Above Below And . . .

Above Below And . . .

 

The last image is the result of an additional 5 minutes bringing it to less than 10 minutes of effort. Think of how this looks after 45 minutes. It’s not as complicated as it appears to be. The artist just must hold to a vision and watch it unfold. Or, the artist allows the image to unfold her inner world, to inform her as it draws her out, telling her what is next only as she points her way along. That is the most accurate description of this particular dotty artist.

And this is a glimpse of the presentation I’m giving on Monday. Now, to disperse myself across the canvas of the day…

The Dead Cat’s Head – A Point for Pointlessness

The Altered Point

The Altered Point

From Alan Watts’ book, Nature, Man and Woman pg. 120 in the chapter titled: The World As Non-Sense

“A Zen master was once asked, ‘What is the most valuable thing in the world?’ He answered, ‘The head of a deadcat!’ ‘Why?’ ‘Because no one can put a price on it.’ The realization of the unity of the world is like this dead cat’s head. It is the most priceless, the most inconsequential thing of all. It has no results, no implications, and no logical meaning…The whole notion of gain, whether it be the gain of wealth or the gain of knowledge and virtue, is like stopping the pangs of hunger by gobbling oneself up rom the toes. Yet we do it anyhow, for it really makes no difference whether it is one’s own toes or roast duck: the satisfaction is momentary…This is why the Buddha said to his disciple Subhuti, ‘I gained absolutely nothing from unsurpassed and perfect Awakening.’ On the other hand, when there is no expectation, no looking for a result, and nothing gained by this ‘head of  dead cat,’ there is quite suddenly and gratuitously, quite miraculously and unreasonably, more than one ever had sought.

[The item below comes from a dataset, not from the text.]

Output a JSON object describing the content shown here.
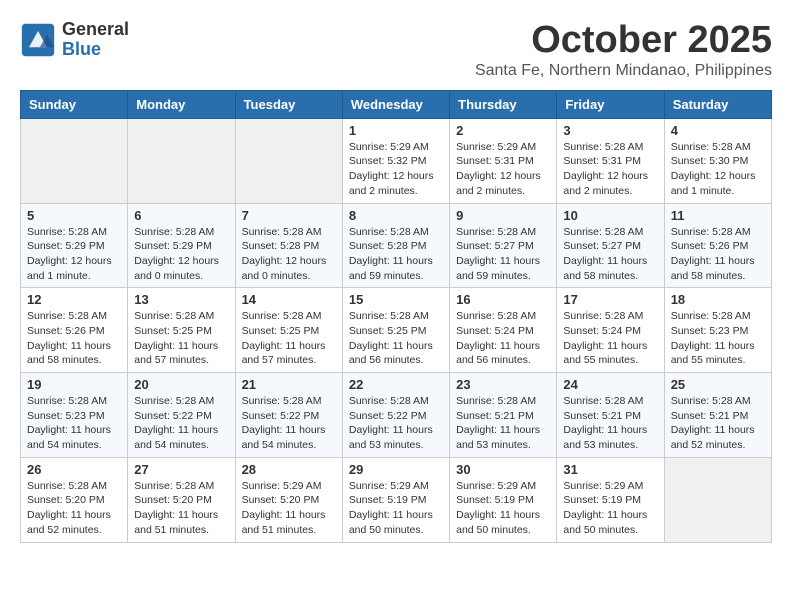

This is not a matter of renunciation and repressing desire–those traps which the clever and cunning lay for God. One cannot renounce life for the same reason that one cannot gain from it…There simply is no wrong attitude to the Tao because, again, there is no point outside it from which to take an attitude.”

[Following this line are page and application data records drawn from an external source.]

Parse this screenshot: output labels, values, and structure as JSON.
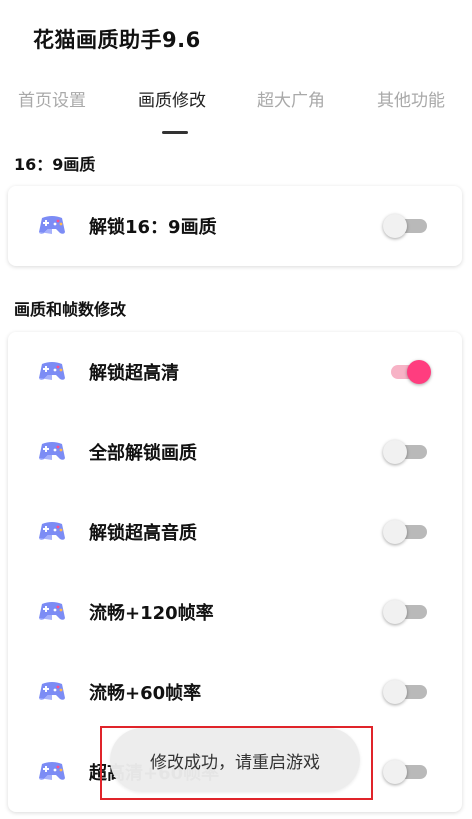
{
  "app": {
    "title": "花猫画质助手9.6"
  },
  "tabs": [
    {
      "label": "首页设置",
      "active": false
    },
    {
      "label": "画质修改",
      "active": true
    },
    {
      "label": "超大广角",
      "active": false
    },
    {
      "label": "其他功能",
      "active": false
    }
  ],
  "sections": [
    {
      "title": "16：9画质",
      "items": [
        {
          "label": "解锁16：9画质",
          "enabled": false,
          "icon": "gamepad-icon"
        }
      ]
    },
    {
      "title": "画质和帧数修改",
      "items": [
        {
          "label": "解锁超高清",
          "enabled": true,
          "icon": "gamepad-icon"
        },
        {
          "label": "全部解锁画质",
          "enabled": false,
          "icon": "gamepad-icon"
        },
        {
          "label": "解锁超高音质",
          "enabled": false,
          "icon": "gamepad-icon"
        },
        {
          "label": "流畅+120帧率",
          "enabled": false,
          "icon": "gamepad-icon"
        },
        {
          "label": "流畅+60帧率",
          "enabled": false,
          "icon": "gamepad-icon"
        },
        {
          "label": "超高清+60帧率",
          "enabled": false,
          "icon": "gamepad-icon"
        }
      ]
    }
  ],
  "toast": {
    "message": "修改成功，请重启游戏"
  },
  "colors": {
    "accent": "#ff3d7f",
    "accent_track": "#f7b3c6",
    "off_track": "#b9b9b9",
    "highlight": "#e0242a"
  }
}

So, we can take our stances or get stuck in apathy just as much as in zeal. Or. And. We can strive or surrender our way towards enlightenment, gain it and come “away” from the quest or arrival of “knowing/not-knowing”  knowing we are always left with one thing and one thing only. And it sustains without making even the slightest bit of logical sense: Presence. Being. Love-ness.

We fight only those battles that threaten our being-ness, our very well-being, our heartbeat living pulsing organism self. We stand aside and away from those battles that wage war against a peace that never dies. We retreat. We accept defeat. We await another chance to gain broader fields of play for presence, for feastings of simple beingness. We find, in all these things, that simply being is a rich resonance within and with the great all, with nature, with universe, with ancient soul and that it is and always will be the grandest, simplest wonder of sustenance. Ever.

jrk